English is a world language, but every now and then, someone here in Uganda expresses their surprise at hearing that 'English' is our mother-tongue. I guess it's because it's second or third or fourth language for many Ugandans, as well as many Europeans who come here. In any case, as an American, I can assure myself that what people here speak as 'English' is not my mother-tongue. As the following examples highlight, a language consists in more than the words at face-value, but also the context, appropriate time and style of expression, and other factors.
The other night I asked our night-watchman how he was, and he replied: 'Sir, I am very fine because...I am enjoying your life and work.'
I brought a mid-morning snack out for my language informant. When he saw the garlic-roasted peanuts, he exclaimed, 'Very handsome!' At the sight of the fruit punch that I set before him, he added, 'Very fantastic!'
And some more priceless specimens from around the world:
In the window of an Istanbul souvenir shop: Sorry, we are open.
In a Taiwanese hotel room: Please beware of strangers dangling in the lobby.
Name of a store in China: Warm and Fragrant Bird
On an Indonesian Menu: Amiable and Sour Pork
In the window of a laundromat in Thailand: For best results, drop pants here.
In a Mexican brochure: Come to Juan's Jewelry Shop. We won't screw you too much.
In a German hotel: Serve You Right
In the washroom of a German train: To obtain water, move the handle to the left or to the right, indifferently.
On a Chinese train: Please do not throw yourself out the window.
In a Budapest zoo: Please do not feed the animals. If you have any suitable food, give it to the guard on duty.
Doorway signs in the Nigerian National Theater: "In Entrance," "Out Entrance"

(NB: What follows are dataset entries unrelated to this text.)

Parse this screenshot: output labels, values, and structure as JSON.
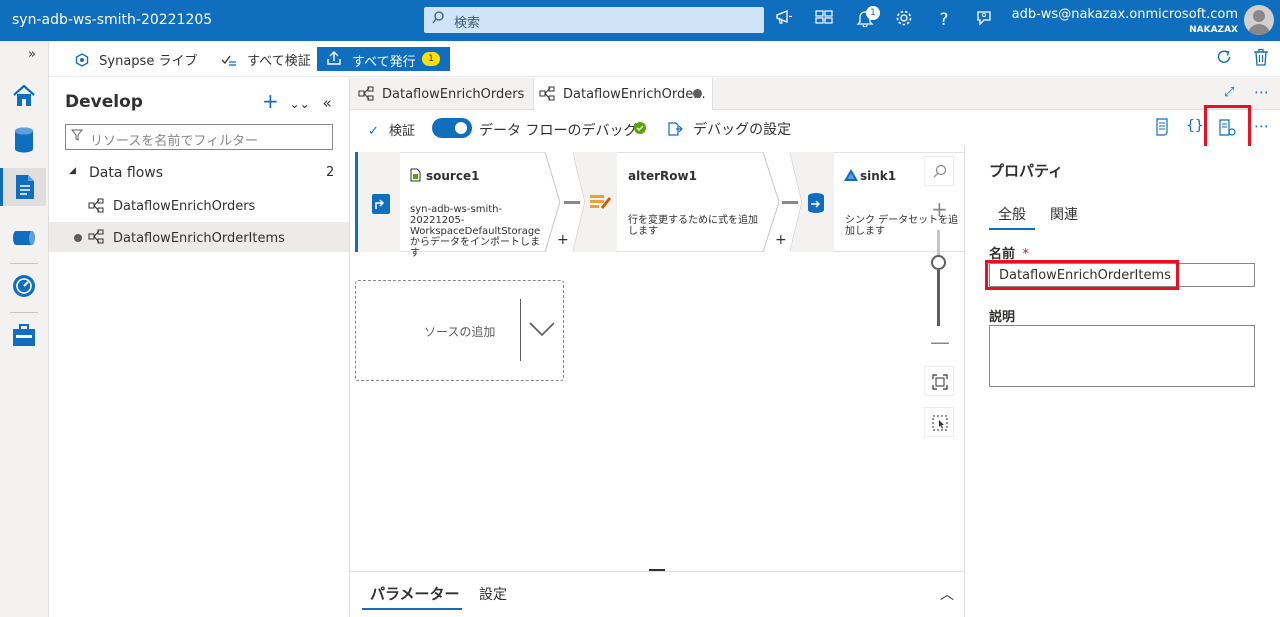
{
  "topbar": {
    "workspace": "syn-adb-ws-smith-20221205",
    "search_placeholder": "検索",
    "notification_count": "1",
    "user_email": "adb-ws@nakazax.onmicrosoft.com",
    "user_tenant": "NAKAZAX",
    "icons": [
      "megaphone-icon",
      "directory-icon",
      "bell-icon",
      "gear-icon",
      "help-icon",
      "feedback-icon"
    ]
  },
  "toolbar": {
    "synapse_live": "Synapse ライブ",
    "validate_all": "すべて検証",
    "publish_all": "すべて発行",
    "publish_count": "1"
  },
  "develop": {
    "title": "Develop",
    "filter_placeholder": "リソースを名前でフィルター",
    "section_label": "Data flows",
    "section_count": "2",
    "items": [
      {
        "label": "DataflowEnrichOrders",
        "modified": false
      },
      {
        "label": "DataflowEnrichOrderItems",
        "modified": true
      }
    ]
  },
  "tabs": [
    {
      "label": "DataflowEnrichOrders",
      "active": false
    },
    {
      "label": "DataflowEnrichOrde...",
      "active": true
    }
  ],
  "dataflow_toolbar": {
    "validate": "検証",
    "debug_label": "データ フローのデバッグ",
    "debug_enabled": true,
    "debug_settings": "デバッグの設定"
  },
  "canvas": {
    "nodes": [
      {
        "title": "source1",
        "desc": "syn-adb-ws-smith-20221205-WorkspaceDefaultStorage からデータをインポートします"
      },
      {
        "title": "alterRow1",
        "desc": "行を変更するために式を追加します"
      },
      {
        "title": "sink1",
        "desc": "シンク データセットを追加します"
      }
    ],
    "add_source": "ソースの追加"
  },
  "bottom_tabs": [
    "パラメーター",
    "設定"
  ],
  "properties": {
    "title": "プロパティ",
    "tabs": [
      "全般",
      "関連"
    ],
    "name_label": "名前",
    "required_mark": "*",
    "name_value": "DataflowEnrichOrderItems",
    "description_label": "説明",
    "description_value": ""
  },
  "colors": {
    "brand": "#106ebe",
    "highlight": "#e81123",
    "badge": "#fce100",
    "debug_ok": "#57a300"
  }
}
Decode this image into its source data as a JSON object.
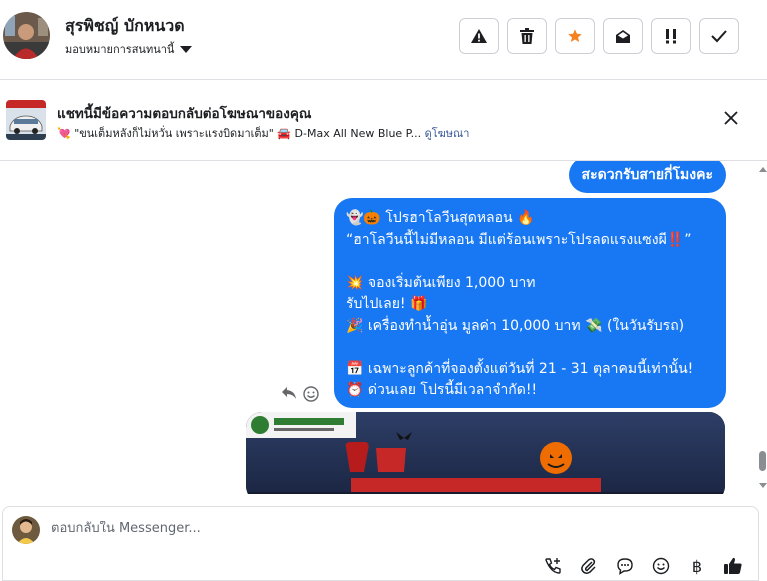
{
  "header": {
    "name": "สุรพิชญ์ บักหนวด",
    "assign_label": "มอบหมายการสนทนานี้",
    "action_icons": [
      "warning-icon",
      "trash-icon",
      "star-icon",
      "envelope-open-icon",
      "double-exclamation-icon",
      "check-icon"
    ]
  },
  "ad": {
    "title": "แชทนี้มีข้อความตอบกลับต่อโฆษณาของคุณ",
    "subtitle_text": "\"ขนเต็มหลังก็ไม่หวั่น เพราะแรงบิดมาเต็ม\" 🚘 D-Max All New Blue P...",
    "subtitle_emoji": "💘",
    "link": "ดูโฆษณา"
  },
  "chat": {
    "small_bubble": "สะดวกรับสายกี่โมงคะ",
    "main_bubble_lines": [
      "👻🎃 โปรฮาโลวีนสุดหลอน 🔥",
      "“ฮาโลวีนนี้ไม่มีหลอน มีแต่ร้อนเพราะโปรลดแรงแซงผี‼️”",
      "",
      "💥 จองเริ่มต้นเพียง 1,000 บาท",
      "รับไปเลย! 🎁",
      "🎉 เครื่องทำน้ำอุ่น มูลค่า 10,000 บาท 💸 (ในวันรับรถ)",
      "",
      "📅 เฉพาะลูกค้าที่จองตั้งแต่วันที่ 21 - 31 ตุลาคมนี้เท่านั้น!",
      "⏰ ด่วนเลย โปรนี้มีเวลาจำกัด!!"
    ]
  },
  "composer": {
    "placeholder": "ตอบกลับใน Messenger...",
    "tools": [
      "call-add-icon",
      "paperclip-icon",
      "chat-bubble-icon",
      "emoji-icon",
      "baht-icon",
      "thumbs-up-icon"
    ],
    "baht_glyph": "฿"
  },
  "colors": {
    "accent": "#1877f2",
    "border": "#dddfe2",
    "orange": "#f5821f"
  }
}
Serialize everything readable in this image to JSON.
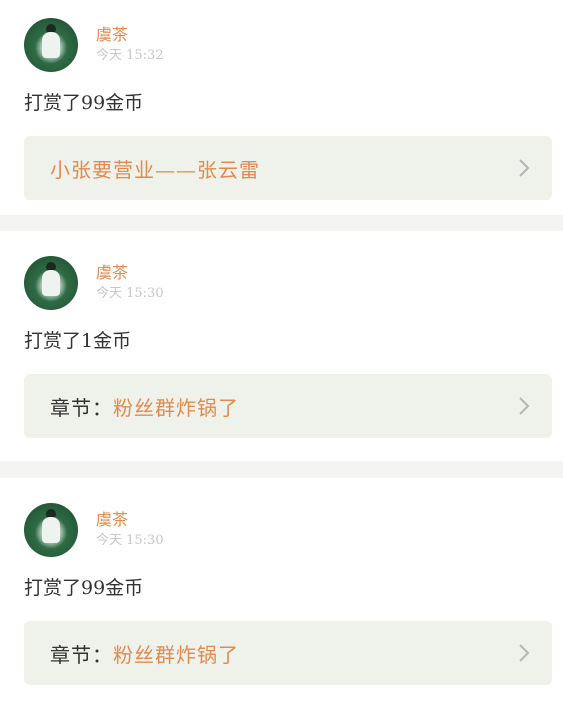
{
  "feed": [
    {
      "user": "虞茶",
      "time": "今天 15:32",
      "message": "打赏了99金币",
      "link_label": "",
      "link_value": "小张要营业——张云雷"
    },
    {
      "user": "虞茶",
      "time": "今天 15:30",
      "message": "打赏了1金币",
      "link_label": "章节：",
      "link_value": "粉丝群炸锅了"
    },
    {
      "user": "虞茶",
      "time": "今天 15:30",
      "message": "打赏了99金币",
      "link_label": "章节：",
      "link_value": "粉丝群炸锅了"
    }
  ],
  "colors": {
    "accent": "#e08a4e",
    "link_bg": "#eff2ea",
    "page_bg": "#f4f5f3"
  },
  "icons": {
    "avatar": "user-avatar",
    "chevron": "chevron-right-icon"
  }
}
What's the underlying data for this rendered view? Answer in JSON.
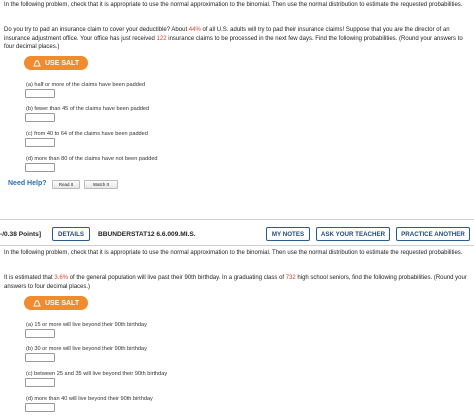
{
  "q1": {
    "instruction": "In the following problem, check that it is appropriate to use the normal approximation to the binomial. Then use the normal distribution to estimate the requested probabilities.",
    "body_pre": "Do you try to pad an insurance claim to cover your deductible? About ",
    "body_pct": "44%",
    "body_mid": " of all U.S. adults will try to pad their insurance claims! Suppose that you are the director of an insurance adjustment office. Your office has just received ",
    "body_n": "122",
    "body_post": " insurance claims to be processed in the next few days. Find the following probabilities. (Round your answers to four decimal places.)",
    "use_salt": "USE SALT",
    "parts": [
      {
        "label": "(a) half or more of the claims have been padded"
      },
      {
        "label": "(b) fewer than 45 of the claims have been padded"
      },
      {
        "label": "(c) from 40 to 64 of the claims have been padded"
      },
      {
        "label": "(d) more than 80 of the claims have not been padded"
      }
    ],
    "need_help": "Need Help?",
    "read_it": "Read It",
    "watch_it": "Watch It"
  },
  "q2": {
    "points": "-/0.38 Points]",
    "details": "DETAILS",
    "code": "BBUNDERSTAT12 6.6.009.MI.S.",
    "my_notes": "MY NOTES",
    "ask_teacher": "ASK YOUR TEACHER",
    "practice_another": "PRACTICE ANOTHER",
    "instruction": "In the following problem, check that it is appropriate to use the normal approximation to the binomial. Then use the normal distribution to estimate the requested probabilities.",
    "body_pre": "It is estimated that ",
    "body_pct": "3.6%",
    "body_mid": " of the general population will live past their 90th birthday. In a graduating class of ",
    "body_n": "732",
    "body_post": " high school seniors, find the following probabilities. (Round your answers to four decimal places.)",
    "use_salt": "USE SALT",
    "parts": [
      {
        "label": "(a) 15 or more will live beyond their 90th birthday"
      },
      {
        "label": "(b) 30 or more will live beyond their 90th birthday"
      },
      {
        "label": "(c) between 25 and 35 will live beyond their 90th birthday"
      },
      {
        "label": "(d) more than 40 will live beyond their 90th birthday"
      }
    ]
  },
  "colors": {
    "accent_orange": "#f28a2e",
    "highlight_red": "#d9412b",
    "button_blue": "#1f4a7a",
    "help_blue": "#2a6db0"
  },
  "icons": {
    "salt": "salt-shaker-icon"
  }
}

Notice in a public bathroom in Italy: This WC is Goof for Everyone. Would You Like to Come Back Using It? Collaborate with Education. Don't Throw Bodies Solid into Toilettes!